**GOAL OF THE EXERCISE**
The reply should be a single number: the count of lines below that contain the word "axis".

[Website and app data records]
-- -- --

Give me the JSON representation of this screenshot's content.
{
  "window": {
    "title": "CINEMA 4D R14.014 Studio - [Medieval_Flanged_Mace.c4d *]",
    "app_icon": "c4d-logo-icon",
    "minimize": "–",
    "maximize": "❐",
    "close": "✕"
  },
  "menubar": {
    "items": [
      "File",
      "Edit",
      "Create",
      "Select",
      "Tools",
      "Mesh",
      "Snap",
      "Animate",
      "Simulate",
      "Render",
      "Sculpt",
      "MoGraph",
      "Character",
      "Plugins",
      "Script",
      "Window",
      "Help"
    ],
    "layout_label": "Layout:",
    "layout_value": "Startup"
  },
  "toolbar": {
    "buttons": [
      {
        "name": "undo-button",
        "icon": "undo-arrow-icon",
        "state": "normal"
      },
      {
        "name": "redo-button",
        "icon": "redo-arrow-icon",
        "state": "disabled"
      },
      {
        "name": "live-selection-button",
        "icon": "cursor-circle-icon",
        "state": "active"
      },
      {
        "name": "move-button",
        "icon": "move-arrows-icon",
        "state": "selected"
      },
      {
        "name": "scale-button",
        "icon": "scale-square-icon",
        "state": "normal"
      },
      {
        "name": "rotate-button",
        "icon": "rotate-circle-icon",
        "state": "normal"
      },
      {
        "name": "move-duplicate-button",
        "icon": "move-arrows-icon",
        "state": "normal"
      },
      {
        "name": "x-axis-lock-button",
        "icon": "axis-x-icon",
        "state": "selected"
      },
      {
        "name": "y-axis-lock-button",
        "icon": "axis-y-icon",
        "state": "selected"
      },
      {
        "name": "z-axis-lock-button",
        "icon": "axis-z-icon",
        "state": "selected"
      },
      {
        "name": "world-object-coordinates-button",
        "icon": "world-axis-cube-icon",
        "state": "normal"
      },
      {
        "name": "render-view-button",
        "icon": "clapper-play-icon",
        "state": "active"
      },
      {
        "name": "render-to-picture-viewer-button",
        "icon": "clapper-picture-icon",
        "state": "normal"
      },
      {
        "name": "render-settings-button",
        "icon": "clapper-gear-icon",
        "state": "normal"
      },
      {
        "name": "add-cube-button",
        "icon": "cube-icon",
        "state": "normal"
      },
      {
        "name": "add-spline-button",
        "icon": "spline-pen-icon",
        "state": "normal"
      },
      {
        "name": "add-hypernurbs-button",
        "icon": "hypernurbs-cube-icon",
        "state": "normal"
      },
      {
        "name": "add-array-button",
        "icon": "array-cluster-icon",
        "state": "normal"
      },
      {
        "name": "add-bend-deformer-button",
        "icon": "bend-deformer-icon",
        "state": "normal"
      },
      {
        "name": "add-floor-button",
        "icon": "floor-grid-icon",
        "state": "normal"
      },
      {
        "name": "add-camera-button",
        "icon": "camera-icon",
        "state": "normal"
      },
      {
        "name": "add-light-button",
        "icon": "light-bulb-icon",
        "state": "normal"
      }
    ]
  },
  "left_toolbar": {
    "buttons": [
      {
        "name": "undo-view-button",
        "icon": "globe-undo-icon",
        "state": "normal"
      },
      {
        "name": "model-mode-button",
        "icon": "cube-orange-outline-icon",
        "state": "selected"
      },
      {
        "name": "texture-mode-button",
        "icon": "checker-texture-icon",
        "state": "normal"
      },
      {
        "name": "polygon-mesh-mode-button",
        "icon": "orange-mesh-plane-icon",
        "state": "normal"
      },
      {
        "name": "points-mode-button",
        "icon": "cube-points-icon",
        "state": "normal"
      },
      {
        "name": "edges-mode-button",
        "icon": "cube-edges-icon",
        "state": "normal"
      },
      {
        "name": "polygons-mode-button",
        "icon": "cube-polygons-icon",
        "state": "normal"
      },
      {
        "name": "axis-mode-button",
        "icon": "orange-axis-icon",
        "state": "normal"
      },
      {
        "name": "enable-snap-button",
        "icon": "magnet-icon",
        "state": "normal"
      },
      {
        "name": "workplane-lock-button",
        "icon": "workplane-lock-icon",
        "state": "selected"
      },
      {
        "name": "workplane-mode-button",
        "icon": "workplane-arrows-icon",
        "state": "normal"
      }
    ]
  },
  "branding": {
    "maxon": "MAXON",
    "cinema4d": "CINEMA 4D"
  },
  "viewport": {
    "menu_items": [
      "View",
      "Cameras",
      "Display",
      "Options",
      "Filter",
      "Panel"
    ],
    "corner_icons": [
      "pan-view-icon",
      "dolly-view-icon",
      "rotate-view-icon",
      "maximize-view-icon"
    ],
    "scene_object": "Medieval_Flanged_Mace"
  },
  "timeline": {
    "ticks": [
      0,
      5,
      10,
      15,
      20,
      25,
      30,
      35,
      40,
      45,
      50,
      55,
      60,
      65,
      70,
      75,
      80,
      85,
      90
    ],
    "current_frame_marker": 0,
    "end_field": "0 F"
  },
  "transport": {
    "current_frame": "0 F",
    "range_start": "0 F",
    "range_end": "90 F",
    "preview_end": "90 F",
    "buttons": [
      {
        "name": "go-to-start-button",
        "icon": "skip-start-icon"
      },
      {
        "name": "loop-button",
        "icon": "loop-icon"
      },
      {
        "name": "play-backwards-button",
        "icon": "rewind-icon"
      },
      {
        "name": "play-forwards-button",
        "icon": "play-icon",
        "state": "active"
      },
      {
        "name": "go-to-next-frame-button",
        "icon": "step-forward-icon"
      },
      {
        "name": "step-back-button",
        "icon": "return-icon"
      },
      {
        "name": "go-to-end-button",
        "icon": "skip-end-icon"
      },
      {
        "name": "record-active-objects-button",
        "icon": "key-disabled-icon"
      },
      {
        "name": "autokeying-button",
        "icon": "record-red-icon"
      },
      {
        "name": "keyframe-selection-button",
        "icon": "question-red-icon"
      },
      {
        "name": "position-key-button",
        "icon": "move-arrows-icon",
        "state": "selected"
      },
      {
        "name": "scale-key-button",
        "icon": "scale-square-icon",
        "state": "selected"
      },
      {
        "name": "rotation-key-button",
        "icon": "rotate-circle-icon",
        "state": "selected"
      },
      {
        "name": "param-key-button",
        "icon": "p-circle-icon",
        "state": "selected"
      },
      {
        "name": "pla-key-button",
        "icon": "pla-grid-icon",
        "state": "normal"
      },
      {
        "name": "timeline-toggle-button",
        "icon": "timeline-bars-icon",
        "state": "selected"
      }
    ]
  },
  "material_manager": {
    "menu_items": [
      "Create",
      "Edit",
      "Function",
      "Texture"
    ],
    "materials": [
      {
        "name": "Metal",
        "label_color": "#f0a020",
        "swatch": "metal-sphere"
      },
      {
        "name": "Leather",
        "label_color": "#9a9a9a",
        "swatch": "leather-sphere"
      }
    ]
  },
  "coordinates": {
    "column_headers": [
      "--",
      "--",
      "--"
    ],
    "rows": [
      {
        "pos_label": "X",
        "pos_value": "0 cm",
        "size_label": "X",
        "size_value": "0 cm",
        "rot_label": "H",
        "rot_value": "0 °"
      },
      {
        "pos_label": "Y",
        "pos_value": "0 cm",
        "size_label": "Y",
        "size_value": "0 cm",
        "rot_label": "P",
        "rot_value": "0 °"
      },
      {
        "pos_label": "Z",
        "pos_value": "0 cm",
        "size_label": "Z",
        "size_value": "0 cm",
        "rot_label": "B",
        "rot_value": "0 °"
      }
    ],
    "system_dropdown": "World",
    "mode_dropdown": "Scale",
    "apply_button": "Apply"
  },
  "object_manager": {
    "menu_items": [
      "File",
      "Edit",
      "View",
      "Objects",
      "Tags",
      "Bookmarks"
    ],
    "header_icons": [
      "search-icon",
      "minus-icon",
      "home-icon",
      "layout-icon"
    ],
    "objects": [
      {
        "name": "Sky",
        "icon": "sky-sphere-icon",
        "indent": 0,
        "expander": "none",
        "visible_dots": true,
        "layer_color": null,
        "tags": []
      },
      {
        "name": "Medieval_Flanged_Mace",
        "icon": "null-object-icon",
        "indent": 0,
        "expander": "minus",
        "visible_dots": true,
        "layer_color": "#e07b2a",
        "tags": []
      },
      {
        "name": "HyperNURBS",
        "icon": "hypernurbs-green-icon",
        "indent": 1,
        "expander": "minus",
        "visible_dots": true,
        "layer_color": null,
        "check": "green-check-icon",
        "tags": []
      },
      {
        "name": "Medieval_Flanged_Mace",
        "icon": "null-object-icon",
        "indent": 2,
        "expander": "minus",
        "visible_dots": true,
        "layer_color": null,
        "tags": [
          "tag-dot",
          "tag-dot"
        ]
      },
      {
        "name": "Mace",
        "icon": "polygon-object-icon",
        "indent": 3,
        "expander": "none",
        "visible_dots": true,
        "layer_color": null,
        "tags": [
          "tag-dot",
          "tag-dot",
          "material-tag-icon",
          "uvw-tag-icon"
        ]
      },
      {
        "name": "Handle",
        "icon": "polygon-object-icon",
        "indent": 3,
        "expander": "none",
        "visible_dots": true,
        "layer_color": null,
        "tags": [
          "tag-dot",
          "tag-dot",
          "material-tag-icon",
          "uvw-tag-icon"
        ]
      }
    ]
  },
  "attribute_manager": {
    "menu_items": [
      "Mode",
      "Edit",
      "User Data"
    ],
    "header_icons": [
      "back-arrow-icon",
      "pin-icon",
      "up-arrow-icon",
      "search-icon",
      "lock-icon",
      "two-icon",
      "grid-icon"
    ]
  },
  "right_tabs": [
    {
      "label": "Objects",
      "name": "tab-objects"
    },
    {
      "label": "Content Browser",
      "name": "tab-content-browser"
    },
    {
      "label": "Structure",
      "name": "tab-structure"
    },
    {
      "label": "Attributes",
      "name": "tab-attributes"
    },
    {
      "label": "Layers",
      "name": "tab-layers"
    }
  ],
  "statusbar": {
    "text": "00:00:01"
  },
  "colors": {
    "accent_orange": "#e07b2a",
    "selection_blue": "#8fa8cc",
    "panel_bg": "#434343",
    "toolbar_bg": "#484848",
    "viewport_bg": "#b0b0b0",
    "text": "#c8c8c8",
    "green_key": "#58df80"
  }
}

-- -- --

**OUTPUT**
9